Exercise:
In the records below, take the line containing "Enumerate this screenshot's" and reproduce it and every subsequent line exactly, adding nothing.

App and web page records:
»»

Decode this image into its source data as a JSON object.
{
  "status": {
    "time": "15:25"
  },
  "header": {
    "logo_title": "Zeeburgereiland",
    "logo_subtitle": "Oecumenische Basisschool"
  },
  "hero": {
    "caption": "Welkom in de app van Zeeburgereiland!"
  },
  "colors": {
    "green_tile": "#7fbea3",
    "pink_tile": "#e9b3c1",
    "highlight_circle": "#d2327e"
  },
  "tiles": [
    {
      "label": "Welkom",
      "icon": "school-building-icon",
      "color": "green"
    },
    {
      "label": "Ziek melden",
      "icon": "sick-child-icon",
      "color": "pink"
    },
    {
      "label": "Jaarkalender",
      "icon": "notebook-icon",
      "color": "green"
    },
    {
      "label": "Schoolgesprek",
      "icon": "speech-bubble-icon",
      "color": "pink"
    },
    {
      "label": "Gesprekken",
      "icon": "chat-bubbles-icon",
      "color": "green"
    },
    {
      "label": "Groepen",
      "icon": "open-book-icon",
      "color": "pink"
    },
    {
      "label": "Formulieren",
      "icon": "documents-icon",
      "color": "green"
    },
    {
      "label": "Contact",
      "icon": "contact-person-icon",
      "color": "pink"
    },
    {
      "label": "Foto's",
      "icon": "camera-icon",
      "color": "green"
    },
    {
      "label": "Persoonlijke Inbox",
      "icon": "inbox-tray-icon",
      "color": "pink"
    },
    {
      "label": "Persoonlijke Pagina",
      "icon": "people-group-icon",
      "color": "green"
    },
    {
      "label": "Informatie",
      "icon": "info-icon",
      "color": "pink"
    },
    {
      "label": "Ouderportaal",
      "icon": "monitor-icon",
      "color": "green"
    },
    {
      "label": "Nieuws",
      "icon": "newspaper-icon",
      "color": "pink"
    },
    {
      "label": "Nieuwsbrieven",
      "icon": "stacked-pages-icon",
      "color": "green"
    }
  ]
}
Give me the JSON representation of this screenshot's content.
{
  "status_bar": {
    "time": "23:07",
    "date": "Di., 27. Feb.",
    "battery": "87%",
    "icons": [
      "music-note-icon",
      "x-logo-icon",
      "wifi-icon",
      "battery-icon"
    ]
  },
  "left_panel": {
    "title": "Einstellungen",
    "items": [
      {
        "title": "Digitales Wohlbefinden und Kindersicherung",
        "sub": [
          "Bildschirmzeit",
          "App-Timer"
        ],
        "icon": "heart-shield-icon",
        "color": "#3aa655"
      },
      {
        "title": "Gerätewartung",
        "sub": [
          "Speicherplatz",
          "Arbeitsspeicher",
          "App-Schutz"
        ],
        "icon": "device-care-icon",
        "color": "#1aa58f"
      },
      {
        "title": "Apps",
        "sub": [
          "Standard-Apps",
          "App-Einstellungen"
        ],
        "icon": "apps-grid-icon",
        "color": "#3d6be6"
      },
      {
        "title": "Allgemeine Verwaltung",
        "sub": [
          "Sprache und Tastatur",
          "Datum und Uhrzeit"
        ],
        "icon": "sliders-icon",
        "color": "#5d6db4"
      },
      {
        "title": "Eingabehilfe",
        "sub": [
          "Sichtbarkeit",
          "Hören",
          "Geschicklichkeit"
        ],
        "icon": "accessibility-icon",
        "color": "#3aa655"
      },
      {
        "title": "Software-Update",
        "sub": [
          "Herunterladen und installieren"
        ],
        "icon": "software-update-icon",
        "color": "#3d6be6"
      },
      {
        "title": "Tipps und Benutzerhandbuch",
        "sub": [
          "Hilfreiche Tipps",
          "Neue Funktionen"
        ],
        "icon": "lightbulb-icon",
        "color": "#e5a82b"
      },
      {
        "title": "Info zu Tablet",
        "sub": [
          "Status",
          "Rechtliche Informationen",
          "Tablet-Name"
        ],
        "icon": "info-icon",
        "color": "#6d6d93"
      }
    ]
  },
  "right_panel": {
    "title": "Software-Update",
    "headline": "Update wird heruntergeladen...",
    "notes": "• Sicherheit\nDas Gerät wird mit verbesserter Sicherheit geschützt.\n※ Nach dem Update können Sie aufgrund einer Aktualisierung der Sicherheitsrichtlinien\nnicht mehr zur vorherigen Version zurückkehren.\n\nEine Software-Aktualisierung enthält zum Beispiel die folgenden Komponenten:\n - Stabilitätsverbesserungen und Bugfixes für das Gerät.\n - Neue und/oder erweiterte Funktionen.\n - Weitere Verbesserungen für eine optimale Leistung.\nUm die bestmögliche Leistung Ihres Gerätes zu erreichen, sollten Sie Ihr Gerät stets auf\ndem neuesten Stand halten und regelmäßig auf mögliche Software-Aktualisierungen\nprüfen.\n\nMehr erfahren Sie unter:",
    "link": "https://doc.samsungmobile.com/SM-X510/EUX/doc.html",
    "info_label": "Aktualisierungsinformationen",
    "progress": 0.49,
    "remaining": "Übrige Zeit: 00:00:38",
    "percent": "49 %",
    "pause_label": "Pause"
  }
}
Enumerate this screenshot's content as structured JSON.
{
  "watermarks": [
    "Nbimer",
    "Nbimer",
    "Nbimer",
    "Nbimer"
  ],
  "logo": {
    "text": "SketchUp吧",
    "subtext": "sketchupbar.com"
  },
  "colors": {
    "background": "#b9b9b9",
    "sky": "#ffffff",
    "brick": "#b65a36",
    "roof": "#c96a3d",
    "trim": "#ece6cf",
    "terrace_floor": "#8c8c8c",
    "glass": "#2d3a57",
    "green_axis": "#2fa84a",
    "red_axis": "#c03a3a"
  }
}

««

Answer to the exercise:
Enumerate this screenshot's content as structured JSON.
{
  "watermarks": [
    "Nbimer",
    "Nbimer",
    "Nbimer",
    "Nbimer"
  ],
  "logo": {
    "text": "SketchUp吧",
    "subtext": "sketchupbar.com"
  },
  "colors": {
    "background": "#b9b9b9",
    "sky": "#ffffff",
    "brick": "#b65a36",
    "roof": "#c96a3d",
    "trim": "#ece6cf",
    "terrace_floor": "#8c8c8c",
    "glass": "#2d3a57",
    "green_axis": "#2fa84a",
    "red_axis": "#c03a3a"
  }
}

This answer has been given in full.